Timothy P. Flynn April 21, 2023

This one goes out to all the people that are in a second marriages. You and your spouse each have children from prior marriages. What are the estate planning considerations and implications in this common situation?

Most often, the couple names all of their respective children as equal beneficiaries in the trust instrument. One concern is that a surviving spouse will take actions following the death of the other spouse to reduce or eliminate the trust shares of the deceased spouse's children. The language of the trust instrument is critcal in such situations.

A primary consideration is whether the trust becomes irrevocable upon the death of the first spouse. Usually, at the death of the first spouse, the trust cannot be amended or revoked.

We see cases where a surviving spouse attempts to restate the trust, favoring that surviving spouse's children. Other times, the "reformation" takes the form of distributing assets out of the trust and into select beneficiaries' hands. Sometimes, litigation ensues when the decedent spouse's children are completely disinherited.

In such cases, the primary inquiry by the probate court is to determine the intent of the parties as reflected in the trust instrument. A common trust provision will allow the surviving spouse to distribute trust assets within the discretion of the surviving spouse. Sometimes, however, this right to withdraw trust assets conflicts with the irrevocability provision.

When we advise second marriage clients seeking to make joint trust, we ascertain and confirm in the trust instrument the core intentions of the settlors.

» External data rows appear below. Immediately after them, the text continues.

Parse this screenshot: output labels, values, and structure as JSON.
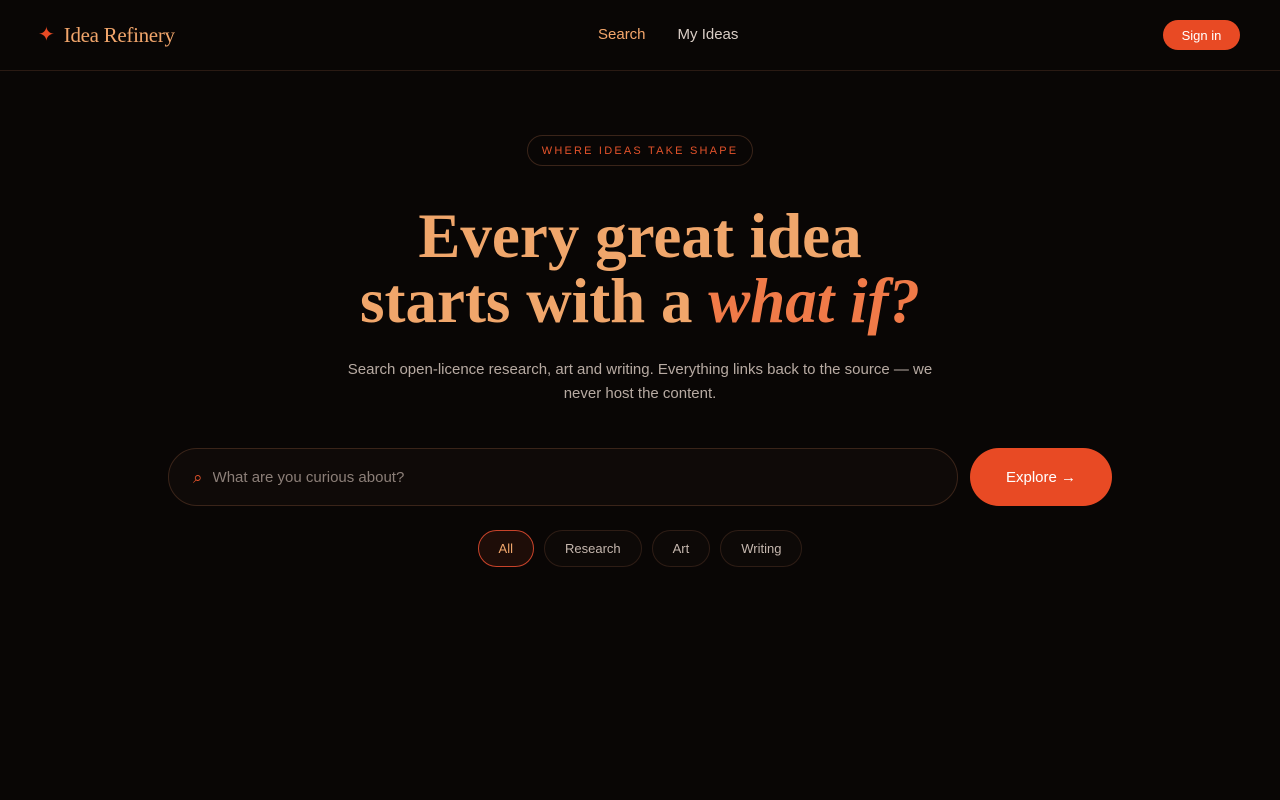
{
  "brand": {
    "icon": "sparkle-icon",
    "name": "Idea Refinery"
  },
  "nav": {
    "items": [
      {
        "label": "Search",
        "active": true
      },
      {
        "label": "My Ideas",
        "active": false
      }
    ]
  },
  "auth": {
    "signin_label": "Sign in"
  },
  "hero": {
    "tagline": "WHERE IDEAS TAKE SHAPE",
    "headline_line1": "Every great idea",
    "headline_line2_prefix": "starts with a ",
    "headline_line2_accent": "what if?",
    "subtitle": "Search open-licence research, art and writing. Everything links back to the source — we never host the content."
  },
  "search": {
    "icon": "search-icon",
    "placeholder": "What are you curious about?",
    "value": "",
    "button_label": "Explore →"
  },
  "filters": {
    "chips": [
      {
        "label": "All",
        "active": true
      },
      {
        "label": "Research",
        "active": false
      },
      {
        "label": "Art",
        "active": false
      },
      {
        "label": "Writing",
        "active": false
      }
    ]
  },
  "colors": {
    "background": "#090605",
    "accent": "#e84a24",
    "headline": "#f0a66b",
    "headline_accent": "#f07a48"
  }
}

Frequently, at the time the trust is executed, the settlors desire that the children of one spouse will not be posthumously disinherited by the surviving spouse. Our analysis in this regard is informed by a recent Court of Appeals decision that held that a surviving spouse "withdraw clause", by itself, does not grant a surviving spouse unlimited authority to withdraw all trust assets and essentially restructure the trust.

This recent appellate decision held that when the surviving spouse removed all of the trust assets, and subsequently conveyed the assets to one of his children, that manuever was improper as it was not for "the use and benefit of the surviving grantor." The conduct of the surviving spouse was held to be beyond the authority granted him in the joint trust.

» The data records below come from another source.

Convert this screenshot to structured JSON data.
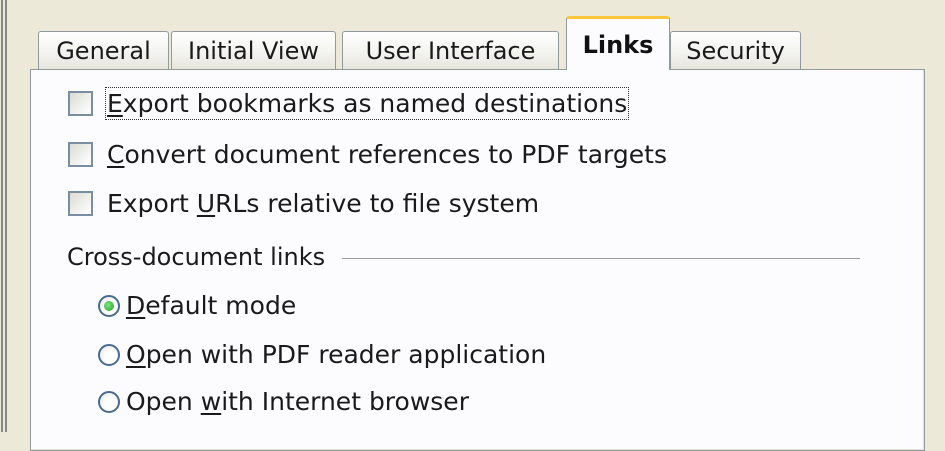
{
  "tabs": [
    {
      "label": "General",
      "active": false
    },
    {
      "label": "Initial View",
      "active": false
    },
    {
      "label": "User Interface",
      "active": false
    },
    {
      "label": "Links",
      "active": true
    },
    {
      "label": "Security",
      "active": false
    }
  ],
  "checkboxes": [
    {
      "pre": "",
      "mnemonic": "E",
      "post": "xport bookmarks as named destinations",
      "checked": false,
      "focused": true
    },
    {
      "pre": "",
      "mnemonic": "C",
      "post": "onvert document references to PDF targets",
      "checked": false,
      "focused": false
    },
    {
      "pre": "Export ",
      "mnemonic": "U",
      "post": "RLs relative to file system",
      "checked": false,
      "focused": false
    }
  ],
  "cross_doc": {
    "label": "Cross-document links",
    "options": [
      {
        "pre": "",
        "mnemonic": "D",
        "post": "efault mode",
        "selected": true
      },
      {
        "pre": "",
        "mnemonic": "O",
        "post": "pen with PDF reader application",
        "selected": false
      },
      {
        "pre": "Open ",
        "mnemonic": "w",
        "post": "ith Internet browser",
        "selected": false
      }
    ]
  },
  "colors": {
    "active_tab_accent": "#ffc83c",
    "radio_selected": "#21a121"
  }
}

Over the years of advising clients in their estate planning, we have developed some "best practices" in this regard. The most important principle is to thoroughly discuss the intent of the spouses in a second marriage, including common eventualities using such an instrument.

There are tools that married couples can use outside of the joint trust. For example, designating beneficiaries on brokerage accounts is popular. Also, specific assets can be jointly title such as bank or investment accounts to guarantee that a spouse's children will receive their intended inheritance at the time of their parent's death. We see this maneuver when one of the spouses comes into a separate inheritance and elects to fund the inheritance outside the joint trust.

We can help. If you are in a second marriage and need an estate plan, contact our office to schedule a free consultation.